NJ Spotlight--Who Wins, Who Loses After Christie Wields His Line-Item Veto Pen?

Millionaires and retired public workers wind up in the win column, but current public workers, businesses, and homeowners rack up a loss

With overall spending going up by less than 3 percent, there isn’t much extra money to spread around in the new, $34.5 billion state budget that Gov. Chris Christie signed into law late last week.

Despite that modest growth, a closer look at the new budget reveals there are some who have reason to celebrate. They include retired public workers, thanks to a boost in funding for the public-employee pension system, although it is still deep in debt.


John Reitmeyer | July 5, 2016


Star Ledger--'Devil is in the details' of Christie school aid plan

UNION COUNTY — When Gov. Chris Christie revealed his "Fairness Formula" education plan that would allocate $6,559 per student in every school district, Rahway Superintendent Patricia Camp learned her school district would get an 18 percent increase in school funding.

But Camp is reluctant to accept the numbers at face value.

"So Christie's proposal would get us an additional $4 to $5 million in state aid," Camp said. "But how much of that would we get to use for the students versus having to give back for property taxes? The devil's in the details, as always."

Under Christie's plan, 75 percent of school districts would get an increase in state aid and relieve the property tax burden from local residents.

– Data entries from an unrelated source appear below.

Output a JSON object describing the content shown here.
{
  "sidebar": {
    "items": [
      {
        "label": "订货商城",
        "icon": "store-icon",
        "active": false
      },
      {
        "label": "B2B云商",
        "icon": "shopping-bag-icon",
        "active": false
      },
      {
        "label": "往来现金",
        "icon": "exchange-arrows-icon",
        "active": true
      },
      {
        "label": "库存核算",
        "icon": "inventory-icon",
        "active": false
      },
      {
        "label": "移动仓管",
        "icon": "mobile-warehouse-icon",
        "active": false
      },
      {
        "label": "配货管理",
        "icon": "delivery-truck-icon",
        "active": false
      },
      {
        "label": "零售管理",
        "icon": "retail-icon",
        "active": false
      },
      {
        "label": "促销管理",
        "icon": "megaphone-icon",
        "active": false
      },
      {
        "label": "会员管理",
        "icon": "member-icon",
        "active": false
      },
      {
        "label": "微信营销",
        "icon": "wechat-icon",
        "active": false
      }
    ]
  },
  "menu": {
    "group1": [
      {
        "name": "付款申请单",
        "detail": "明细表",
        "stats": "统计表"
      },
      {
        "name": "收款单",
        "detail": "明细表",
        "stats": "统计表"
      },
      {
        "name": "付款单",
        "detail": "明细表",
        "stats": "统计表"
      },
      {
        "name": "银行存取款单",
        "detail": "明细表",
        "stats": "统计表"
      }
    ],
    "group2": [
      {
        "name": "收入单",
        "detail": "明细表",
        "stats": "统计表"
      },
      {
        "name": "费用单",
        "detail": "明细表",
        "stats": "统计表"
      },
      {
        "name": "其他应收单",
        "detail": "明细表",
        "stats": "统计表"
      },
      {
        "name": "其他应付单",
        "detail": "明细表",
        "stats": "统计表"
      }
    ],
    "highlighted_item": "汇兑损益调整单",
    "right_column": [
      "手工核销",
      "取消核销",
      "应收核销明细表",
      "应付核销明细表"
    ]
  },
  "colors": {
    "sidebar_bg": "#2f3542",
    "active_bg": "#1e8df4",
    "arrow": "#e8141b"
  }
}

The plan would reduce aid in urban areas and increase aid in several suburban towns.


Katie Park | For NJ.com| on July 03, 2016 at 2:31 PM, updated July 04, 2016 at 2:21 PM  


Star Ledger--N.J. schools get first look at 2016 PARCC results

TRENTON — New Jersey schools on Thursday received their first opportunity to see whether student scores improved this year on the controversial PARCC exams. 

The state Department of Education released preliminary student scores from this spring's math and English tests for schools and teachers to review, spokesman David Saenz said. 

The reports reflect only individual student scores and do not draw comparisons between students in other schools or districts, according to a memo sent to school districts.

Statewide results are not yet available, and districts are prohibited from sharing their students' scores with the public until final reports are released later this summer, according to the state. 

Adam Clark | NJ Advance Media for NJ.com| on July 01, 2016 at 8:45 AM, updated July 01, 2016 at 9:15 AM